### Task requirements
Every record must be copied exactly, from first line to last.

### The input
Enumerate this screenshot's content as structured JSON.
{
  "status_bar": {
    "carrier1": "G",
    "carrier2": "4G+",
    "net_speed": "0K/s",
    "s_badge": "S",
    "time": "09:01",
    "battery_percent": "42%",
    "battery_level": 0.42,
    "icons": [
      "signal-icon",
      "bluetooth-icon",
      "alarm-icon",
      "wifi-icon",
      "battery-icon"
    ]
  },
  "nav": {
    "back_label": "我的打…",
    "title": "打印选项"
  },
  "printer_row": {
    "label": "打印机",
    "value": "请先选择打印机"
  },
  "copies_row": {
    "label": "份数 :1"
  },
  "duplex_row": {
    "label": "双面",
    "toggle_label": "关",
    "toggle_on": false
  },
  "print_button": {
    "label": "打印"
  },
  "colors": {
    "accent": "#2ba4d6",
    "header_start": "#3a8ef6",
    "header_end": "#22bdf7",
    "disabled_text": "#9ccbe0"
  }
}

### Task output
Enumerate this screenshot's content as structured JSON.
{
  "status_bar": {
    "carrier1": "G",
    "carrier2": "4G+",
    "net_speed": "0K/s",
    "s_badge": "S",
    "time": "09:01",
    "battery_percent": "42%",
    "battery_level": 0.42,
    "icons": [
      "signal-icon",
      "bluetooth-icon",
      "alarm-icon",
      "wifi-icon",
      "battery-icon"
    ]
  },
  "nav": {
    "back_label": "我的打…",
    "title": "打印选项"
  },
  "printer_row": {
    "label": "打印机",
    "value": "请先选择打印机"
  },
  "copies_row": {
    "label": "份数 :1"
  },
  "duplex_row": {
    "label": "双面",
    "toggle_label": "关",
    "toggle_on": false
  },
  "print_button": {
    "label": "打印"
  },
  "colors": {
    "accent": "#2ba4d6",
    "header_start": "#3a8ef6",
    "header_end": "#22bdf7",
    "disabled_text": "#9ccbe0"
  }
}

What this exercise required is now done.